Through the Artist's Eye- Fellowship at the Strong Museum/The National Museum of Play

My love of movable books, and antique toys & games containing the richly colored chromo-lithographs of the last half of the eighteen hundreds brought me to The Strong’s on-line collection. I spent four days “oohing” and “ahhing” over the vast archive of images in the museums’ database before I discovered it was possible to view the actual objects by arranging an appointment or better yet applying for a fellowship for an in-depth immersion. Although I soon learned I was the first visual artist to apply for the fellowship program my request was respectfully considered and soon after I was awarded a fellowship.

I arrived in Rochester at the end of April, flowering trees and brushes in full bloom lined the streets. Christopher Bensch, Vice President for Collections, greeted me at the museum door and handed me a badge, which turned out to be the key to the kingdom allowing me access to the museum galleries, the Brian Sutton-Smith Library and a vast labyrinth of storage facilities housing the archives of over two centuries of toys. 

Chris expertly maneuvered me through children of all sizes and ages, around the “staff only” sign and up a stairway to the third floor.  There I was assigned a table, my home base, and introduced to The Director of Libraries, Beth Lathrop, who had prepared a cart containing close to fifty early children’s books for my browsing pleasure. I spent a day and a half leafing through these treasured books with their surprising pop-ups and the dissolves & slides, which seamlessly transform one image into another simply by moving a tab.


I was soon introduced to Nic Ricketts, known to those at the museum as Curator of Games and Paper Ephemera, to me the trusted guide to the museum’s behind the scenes collection of antique toys. I might have even gasped as he opened the first door to a massive room of open shelving containing row upon row of strange and wonderful automata, Noah’s arks, and pull toys all loving made for the pleasure of children. My eyes grew wider as we came upon lines of Victorian dollhouses with intricate chromolithographs glued to every surface. 

But for me the best was yet to come, the climate controlled room housing steel flat files. Nic spent hours opening drawers filled with board games, stacking blocks, and picture puzzles from the middle to late 1800’s.  I could hardly contain myself.

Cardboard soldiers begged to be picked up and played with. Alphabet blocks rested there as well all covered in the rich chromolithographs so characteristic of this period; images that will surely inspire my work.

By the third day I was able to find my way back to the security entrance unaided, quite an accomplishment I thought given the maze-like quality of the museum. On the last day I discovered a gallery in the main part of the museum that I had previously missed. How was that even possible? Obviously there was still more to see, but by this time my mind was whirling around like one of the wooden horses on the ground floor carousal next to the full-sized metal diner that served half-price milkshakes every afternoon. I staggered towards the exit for the last time exhausted and visually saturated, ready to get back to my studio to work. What an amazing experience!

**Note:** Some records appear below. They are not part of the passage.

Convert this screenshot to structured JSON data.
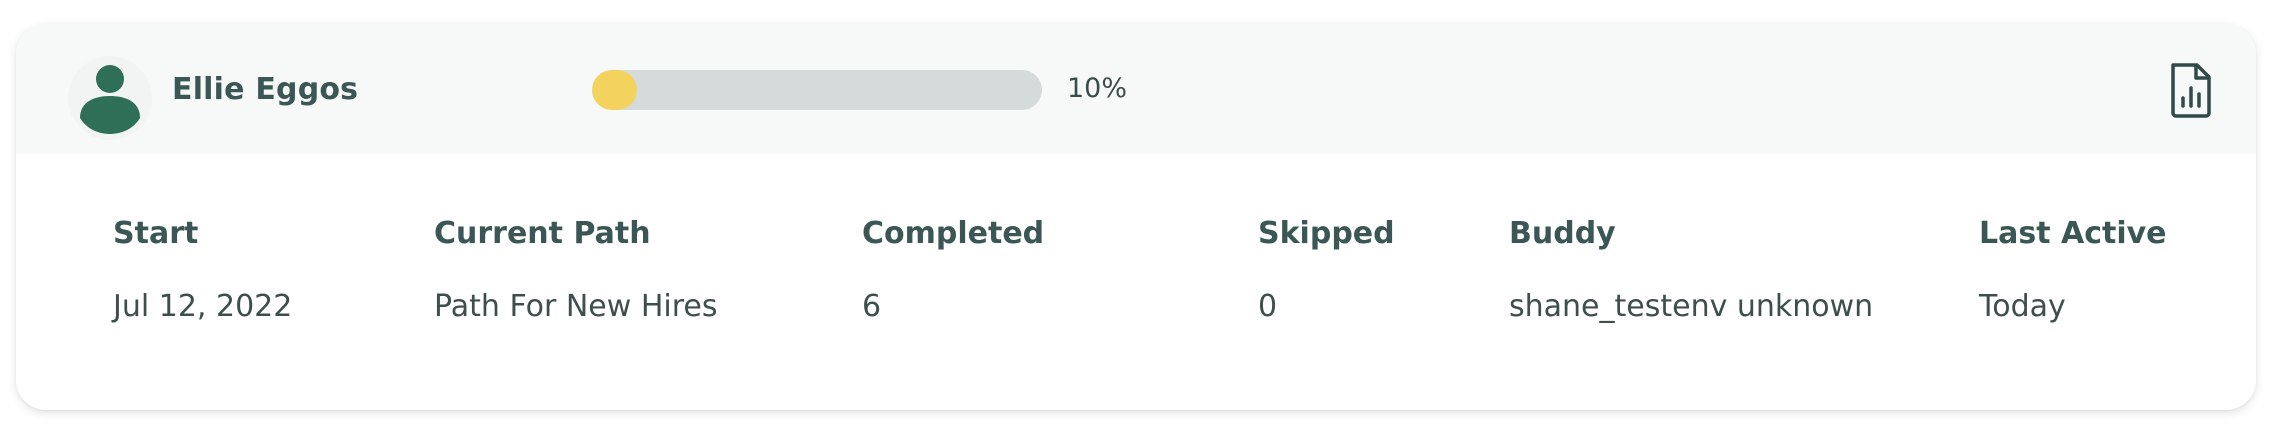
{
  "user": {
    "name": "Ellie Eggos"
  },
  "progress": {
    "value": 0.1,
    "label": "10%"
  },
  "icons": {
    "avatar": "user-avatar-icon",
    "report": "file-report-chart-icon"
  },
  "colors": {
    "accent_green": "#2f6f58",
    "progress_fill": "#f3d25e",
    "progress_track": "#d4dbda"
  },
  "details": {
    "columns": [
      {
        "header": "Start",
        "value": "Jul 12, 2022"
      },
      {
        "header": "Current Path",
        "value": "Path For New Hires"
      },
      {
        "header": "Completed",
        "value": "6"
      },
      {
        "header": "Skipped",
        "value": "0"
      },
      {
        "header": "Buddy",
        "value": "shane_testenv unknown"
      },
      {
        "header": "Last Active",
        "value": "Today"
      }
    ]
  }
}
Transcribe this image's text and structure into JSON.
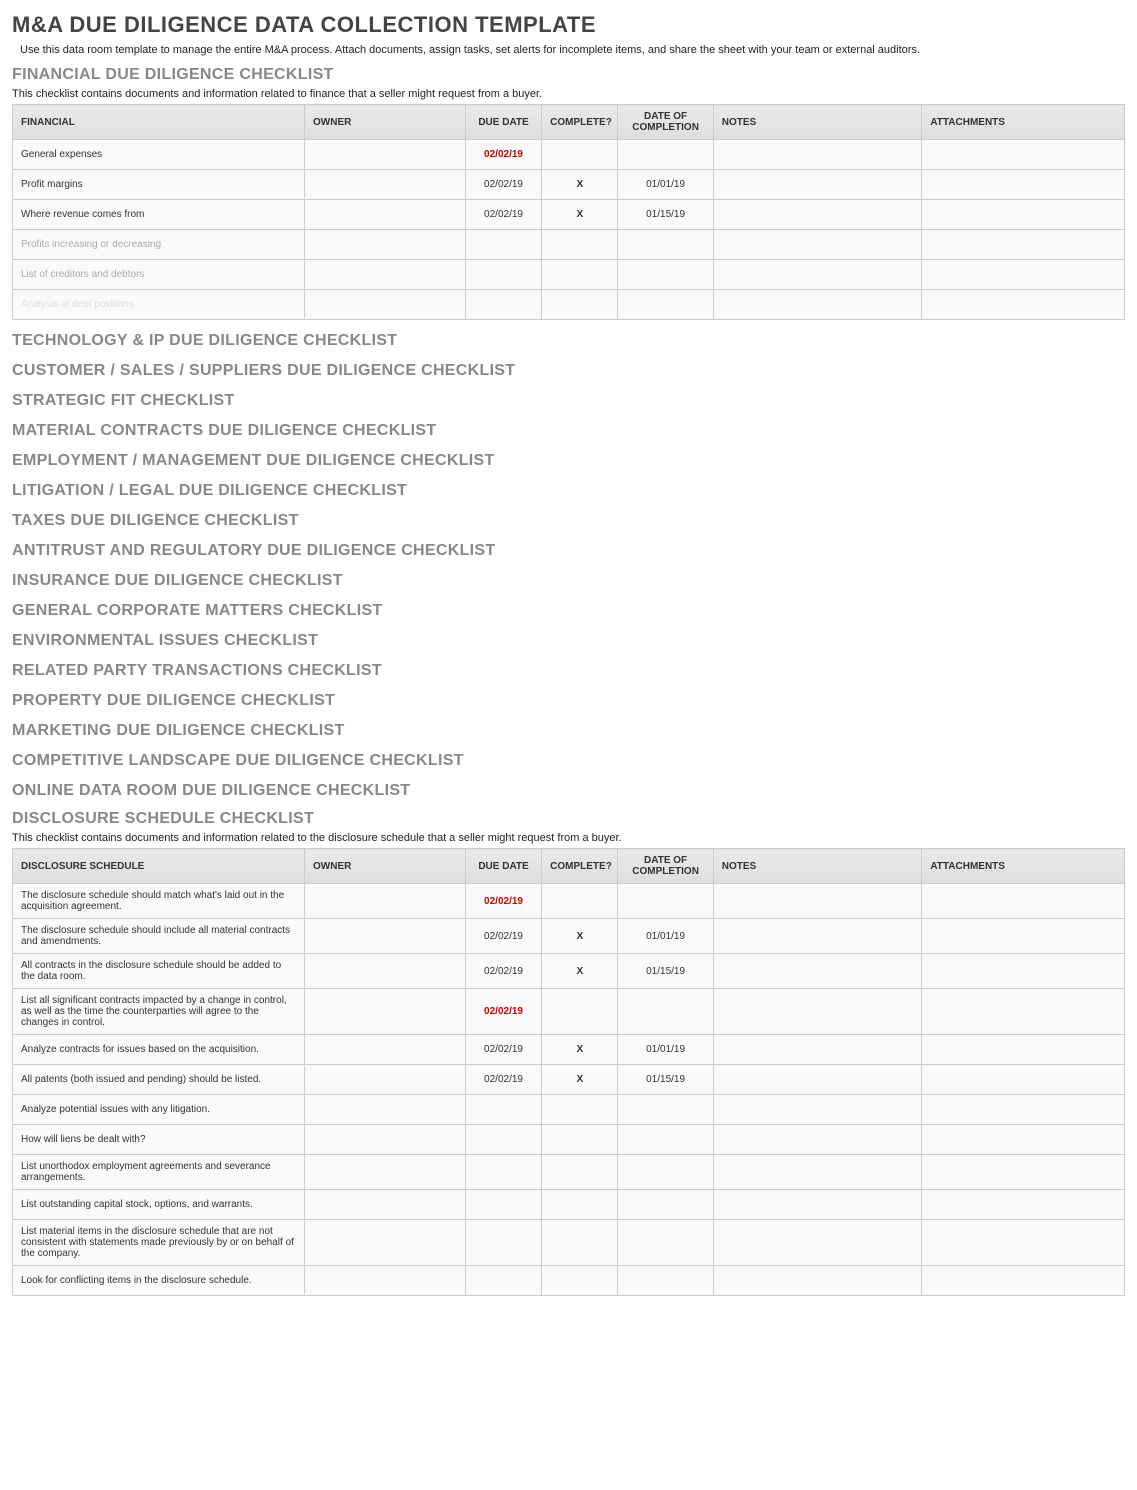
{
  "header": {
    "title": "M&A DUE DILIGENCE DATA COLLECTION TEMPLATE",
    "intro": "Use this data room template to manage the entire M&A process. Attach documents, assign tasks, set alerts for incomplete items, and share the sheet with your team or external auditors."
  },
  "columns": {
    "owner": "OWNER",
    "due_date": "DUE DATE",
    "complete": "COMPLETE?",
    "date_of_completion": "DATE OF COMPLETION",
    "notes": "NOTES",
    "attachments": "ATTACHMENTS"
  },
  "financial": {
    "title": "FINANCIAL DUE DILIGENCE CHECKLIST",
    "desc": "This checklist contains documents and information related to finance that a seller might request from a buyer.",
    "col_header": "FINANCIAL",
    "rows": [
      {
        "item": "General expenses",
        "owner": "",
        "due": "02/02/19",
        "due_red": true,
        "complete": "",
        "doc": "",
        "notes": "",
        "att": "",
        "dim": ""
      },
      {
        "item": "Profit margins",
        "owner": "",
        "due": "02/02/19",
        "due_red": false,
        "complete": "X",
        "doc": "01/01/19",
        "notes": "",
        "att": "",
        "dim": ""
      },
      {
        "item": "Where revenue comes from",
        "owner": "",
        "due": "02/02/19",
        "due_red": false,
        "complete": "X",
        "doc": "01/15/19",
        "notes": "",
        "att": "",
        "dim": ""
      },
      {
        "item": "Profits increasing or decreasing",
        "owner": "",
        "due": "",
        "due_red": false,
        "complete": "",
        "doc": "",
        "notes": "",
        "att": "",
        "dim": "dim"
      },
      {
        "item": "List of creditors and debtors",
        "owner": "",
        "due": "",
        "due_red": false,
        "complete": "",
        "doc": "",
        "notes": "",
        "att": "",
        "dim": "dim"
      },
      {
        "item": "Analysis of debt positions",
        "owner": "",
        "due": "",
        "due_red": false,
        "complete": "",
        "doc": "",
        "notes": "",
        "att": "",
        "dim": "dim2"
      }
    ]
  },
  "sections": [
    "TECHNOLOGY & IP DUE DILIGENCE CHECKLIST",
    "CUSTOMER / SALES / SUPPLIERS DUE DILIGENCE CHECKLIST",
    "STRATEGIC FIT CHECKLIST",
    "MATERIAL CONTRACTS DUE DILIGENCE CHECKLIST",
    "EMPLOYMENT / MANAGEMENT DUE DILIGENCE CHECKLIST",
    "LITIGATION / LEGAL DUE DILIGENCE CHECKLIST",
    "TAXES DUE DILIGENCE CHECKLIST",
    "ANTITRUST AND REGULATORY DUE DILIGENCE CHECKLIST",
    "INSURANCE DUE DILIGENCE CHECKLIST",
    "GENERAL CORPORATE MATTERS CHECKLIST",
    "ENVIRONMENTAL ISSUES CHECKLIST",
    "RELATED PARTY TRANSACTIONS CHECKLIST",
    "PROPERTY DUE DILIGENCE CHECKLIST",
    "MARKETING DUE DILIGENCE CHECKLIST",
    "COMPETITIVE LANDSCAPE DUE DILIGENCE CHECKLIST",
    "ONLINE DATA ROOM DUE DILIGENCE CHECKLIST"
  ],
  "disclosure": {
    "title": "DISCLOSURE SCHEDULE CHECKLIST",
    "desc": "This checklist contains documents and information related to the disclosure schedule that a seller might request from a buyer.",
    "col_header": "DISCLOSURE SCHEDULE",
    "rows": [
      {
        "item": "The disclosure schedule should match what's laid out in the acquisition agreement.",
        "owner": "",
        "due": "02/02/19",
        "due_red": true,
        "complete": "",
        "doc": "",
        "notes": "",
        "att": ""
      },
      {
        "item": "The disclosure schedule should include all material contracts and amendments.",
        "owner": "",
        "due": "02/02/19",
        "due_red": false,
        "complete": "X",
        "doc": "01/01/19",
        "notes": "",
        "att": ""
      },
      {
        "item": "All contracts in the disclosure schedule should be added to the data room.",
        "owner": "",
        "due": "02/02/19",
        "due_red": false,
        "complete": "X",
        "doc": "01/15/19",
        "notes": "",
        "att": ""
      },
      {
        "item": "List all significant contracts impacted by a change in control, as well as the time the counterparties will agree to the changes in control.",
        "owner": "",
        "due": "02/02/19",
        "due_red": true,
        "complete": "",
        "doc": "",
        "notes": "",
        "att": ""
      },
      {
        "item": "Analyze contracts for issues based on the acquisition.",
        "owner": "",
        "due": "02/02/19",
        "due_red": false,
        "complete": "X",
        "doc": "01/01/19",
        "notes": "",
        "att": ""
      },
      {
        "item": "All patents (both issued and pending) should be listed.",
        "owner": "",
        "due": "02/02/19",
        "due_red": false,
        "complete": "X",
        "doc": "01/15/19",
        "notes": "",
        "att": ""
      },
      {
        "item": "Analyze potential issues with any litigation.",
        "owner": "",
        "due": "",
        "due_red": false,
        "complete": "",
        "doc": "",
        "notes": "",
        "att": ""
      },
      {
        "item": "How will liens be dealt with?",
        "owner": "",
        "due": "",
        "due_red": false,
        "complete": "",
        "doc": "",
        "notes": "",
        "att": ""
      },
      {
        "item": "List unorthodox employment agreements and severance arrangements.",
        "owner": "",
        "due": "",
        "due_red": false,
        "complete": "",
        "doc": "",
        "notes": "",
        "att": ""
      },
      {
        "item": "List outstanding capital stock, options, and warrants.",
        "owner": "",
        "due": "",
        "due_red": false,
        "complete": "",
        "doc": "",
        "notes": "",
        "att": ""
      },
      {
        "item": "List material items in the disclosure schedule that are not consistent with statements made previously by or on behalf of the company.",
        "owner": "",
        "due": "",
        "due_red": false,
        "complete": "",
        "doc": "",
        "notes": "",
        "att": ""
      },
      {
        "item": "Look for conflicting items in the disclosure schedule.",
        "owner": "",
        "due": "",
        "due_red": false,
        "complete": "",
        "doc": "",
        "notes": "",
        "att": ""
      }
    ]
  }
}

The Grand Budapest Hotel

April 4, 2014

A most refreshing and delightful movie. Amazingly creative, quirky and imaginative. A must see! I'm going back for my second viewing. 

Made in New York Exhibition at Schweinfurth Art Center

I attended the opening reception of the state-wide juried art exhibition called "Made in New York" at the Schweinfurth Museum in Auburn New York on Saturday night. I was very surprised and extremely honored to have been awarded "Best in Show" for my sculptural book, Mechanized Shorthand Device Plucked From a Stenographer's Dream. I was delighted that many of my friends had work in this fine show as well: Anita Welych, Lisa Gregg Whitman, Leigh Yardley, Kim Carr Valdez, Gary Trento and Gail Hoffman. Anita, Leigh and Gail also won prizes for their fine work. I had a chance to meet and talk to several exhibiting artists and board members of the museum. Thank you all for your sincere interest in my work.

If a piece of artwork makes me want to run home and work or sticks in my mind for days I consider it  great. Donalee Peden Wesley's stunning tripych Sheep's Clothing Altar Piecehas haunted me ever since Saturday night.  I have enjoyed seeing her work in numerous exhibitions over the years and each piece seems more extraordinary than the last . One of these days I hope to meet her and tell her in person. If you happen to be in the Auburn area between now and May 25, 2014 stop in and view this eclectic exhibition

My New Web Page

My website went live today. Quite by accident I might add. I little premature as I wasn't really prepared. But, alas here it is and now I too have a presence. Before it was a bit like approaching an automatic door and not having it open. I have been a visual artist since I was five but all of a sudden I found myself in a world where if you didn't have a web presence you weren't really an artist. Today I have become an artist once again. Hooray!!!